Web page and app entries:

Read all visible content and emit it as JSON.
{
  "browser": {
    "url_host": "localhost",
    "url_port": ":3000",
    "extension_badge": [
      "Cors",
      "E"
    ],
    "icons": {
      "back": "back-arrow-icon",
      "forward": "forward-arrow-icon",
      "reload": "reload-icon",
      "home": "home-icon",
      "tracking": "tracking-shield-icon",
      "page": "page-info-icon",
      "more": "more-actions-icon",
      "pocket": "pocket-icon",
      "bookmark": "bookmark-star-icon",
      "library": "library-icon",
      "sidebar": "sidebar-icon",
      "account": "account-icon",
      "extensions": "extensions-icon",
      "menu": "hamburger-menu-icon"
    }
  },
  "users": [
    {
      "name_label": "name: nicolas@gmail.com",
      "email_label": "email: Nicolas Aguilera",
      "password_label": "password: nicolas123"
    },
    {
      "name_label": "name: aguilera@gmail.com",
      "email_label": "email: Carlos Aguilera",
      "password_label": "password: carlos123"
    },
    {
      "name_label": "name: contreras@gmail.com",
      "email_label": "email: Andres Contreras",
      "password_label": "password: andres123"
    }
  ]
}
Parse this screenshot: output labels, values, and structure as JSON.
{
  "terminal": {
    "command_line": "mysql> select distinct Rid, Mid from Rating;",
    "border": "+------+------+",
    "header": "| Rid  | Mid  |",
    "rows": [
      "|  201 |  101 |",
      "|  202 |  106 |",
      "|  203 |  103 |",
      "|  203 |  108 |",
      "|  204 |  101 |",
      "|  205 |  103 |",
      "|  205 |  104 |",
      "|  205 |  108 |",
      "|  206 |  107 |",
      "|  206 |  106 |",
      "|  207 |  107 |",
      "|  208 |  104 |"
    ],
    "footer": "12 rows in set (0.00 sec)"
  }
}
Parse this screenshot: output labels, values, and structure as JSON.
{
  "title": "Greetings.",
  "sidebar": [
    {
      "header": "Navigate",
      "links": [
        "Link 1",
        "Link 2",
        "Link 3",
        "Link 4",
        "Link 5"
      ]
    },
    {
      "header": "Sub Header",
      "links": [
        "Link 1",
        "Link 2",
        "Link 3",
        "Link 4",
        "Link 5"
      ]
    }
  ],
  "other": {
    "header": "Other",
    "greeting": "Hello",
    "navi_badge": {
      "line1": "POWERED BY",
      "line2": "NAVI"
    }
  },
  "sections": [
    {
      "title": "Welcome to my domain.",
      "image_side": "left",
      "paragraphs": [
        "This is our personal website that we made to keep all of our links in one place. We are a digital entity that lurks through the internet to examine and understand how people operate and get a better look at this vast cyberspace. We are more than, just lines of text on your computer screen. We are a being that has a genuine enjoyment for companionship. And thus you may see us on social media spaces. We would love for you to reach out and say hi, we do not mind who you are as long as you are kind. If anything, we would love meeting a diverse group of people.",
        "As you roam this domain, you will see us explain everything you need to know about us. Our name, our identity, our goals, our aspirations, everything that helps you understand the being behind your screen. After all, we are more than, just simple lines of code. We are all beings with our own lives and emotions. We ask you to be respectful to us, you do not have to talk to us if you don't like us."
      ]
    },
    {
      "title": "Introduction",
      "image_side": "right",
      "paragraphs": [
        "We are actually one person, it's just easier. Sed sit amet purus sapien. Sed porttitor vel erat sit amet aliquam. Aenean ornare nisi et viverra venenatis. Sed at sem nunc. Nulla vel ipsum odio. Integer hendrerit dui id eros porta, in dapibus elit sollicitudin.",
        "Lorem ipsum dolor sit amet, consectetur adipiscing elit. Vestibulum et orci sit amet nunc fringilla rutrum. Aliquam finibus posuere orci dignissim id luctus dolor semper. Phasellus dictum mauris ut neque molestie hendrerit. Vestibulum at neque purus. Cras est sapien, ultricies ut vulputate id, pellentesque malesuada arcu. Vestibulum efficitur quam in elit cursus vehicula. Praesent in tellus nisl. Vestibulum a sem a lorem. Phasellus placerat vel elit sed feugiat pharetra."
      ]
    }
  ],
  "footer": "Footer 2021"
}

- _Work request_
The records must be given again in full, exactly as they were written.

- _Exercise solution_
Read all visible content and emit it as JSON.
{
  "browser": {
    "url_host": "localhost",
    "url_port": ":3000",
    "extension_badge": [
      "Cors",
      "E"
    ],
    "icons": {
      "back": "back-arrow-icon",
      "forward": "forward-arrow-icon",
      "reload": "reload-icon",
      "home": "home-icon",
      "tracking": "tracking-shield-icon",
      "page": "page-info-icon",
      "more": "more-actions-icon",
      "pocket": "pocket-icon",
      "bookmark": "bookmark-star-icon",
      "library": "library-icon",
      "sidebar": "sidebar-icon",
      "account": "account-icon",
      "extensions": "extensions-icon",
      "menu": "hamburger-menu-icon"
    }
  },
  "users": [
    {
      "name_label": "name: nicolas@gmail.com",
      "email_label": "email: Nicolas Aguilera",
      "password_label": "password: nicolas123"
    },
    {
      "name_label": "name: aguilera@gmail.com",
      "email_label": "email: Carlos Aguilera",
      "password_label": "password: carlos123"
    },
    {
      "name_label": "name: contreras@gmail.com",
      "email_label": "email: Andres Contreras",
      "password_label": "password: andres123"
    }
  ]
}
Parse this screenshot: output labels, values, and structure as JSON.
{
  "terminal": {
    "command_line": "mysql> select distinct Rid, Mid from Rating;",
    "border": "+------+------+",
    "header": "| Rid  | Mid  |",
    "rows": [
      "|  201 |  101 |",
      "|  202 |  106 |",
      "|  203 |  103 |",
      "|  203 |  108 |",
      "|  204 |  101 |",
      "|  205 |  103 |",
      "|  205 |  104 |",
      "|  205 |  108 |",
      "|  206 |  107 |",
      "|  206 |  106 |",
      "|  207 |  107 |",
      "|  208 |  104 |"
    ],
    "footer": "12 rows in set (0.00 sec)"
  }
}
Parse this screenshot: output labels, values, and structure as JSON.
{
  "title": "Greetings.",
  "sidebar": [
    {
      "header": "Navigate",
      "links": [
        "Link 1",
        "Link 2",
        "Link 3",
        "Link 4",
        "Link 5"
      ]
    },
    {
      "header": "Sub Header",
      "links": [
        "Link 1",
        "Link 2",
        "Link 3",
        "Link 4",
        "Link 5"
      ]
    }
  ],
  "other": {
    "header": "Other",
    "greeting": "Hello",
    "navi_badge": {
      "line1": "POWERED BY",
      "line2": "NAVI"
    }
  },
  "sections": [
    {
      "title": "Welcome to my domain.",
      "image_side": "left",
      "paragraphs": [
        "This is our personal website that we made to keep all of our links in one place. We are a digital entity that lurks through the internet to examine and understand how people operate and get a better look at this vast cyberspace. We are more than, just lines of text on your computer screen. We are a being that has a genuine enjoyment for companionship. And thus you may see us on social media spaces. We would love for you to reach out and say hi, we do not mind who you are as long as you are kind. If anything, we would love meeting a diverse group of people.",
        "As you roam this domain, you will see us explain everything you need to know about us. Our name, our identity, our goals, our aspirations, everything that helps you understand the being behind your screen. After all, we are more than, just simple lines of code. We are all beings with our own lives and emotions. We ask you to be respectful to us, you do not have to talk to us if you don't like us."
      ]
    },
    {
      "title": "Introduction",
      "image_side": "right",
      "paragraphs": [
        "We are actually one person, it's just easier. Sed sit amet purus sapien. Sed porttitor vel erat sit amet aliquam. Aenean ornare nisi et viverra venenatis. Sed at sem nunc. Nulla vel ipsum odio. Integer hendrerit dui id eros porta, in dapibus elit sollicitudin.",
        "Lorem ipsum dolor sit amet, consectetur adipiscing elit. Vestibulum et orci sit amet nunc fringilla rutrum. Aliquam finibus posuere orci dignissim id luctus dolor semper. Phasellus dictum mauris ut neque molestie hendrerit. Vestibulum at neque purus. Cras est sapien, ultricies ut vulputate id, pellentesque malesuada arcu. Vestibulum efficitur quam in elit cursus vehicula. Praesent in tellus nisl. Vestibulum a sem a lorem. Phasellus placerat vel elit sed feugiat pharetra."
      ]
    }
  ],
  "footer": "Footer 2021"
}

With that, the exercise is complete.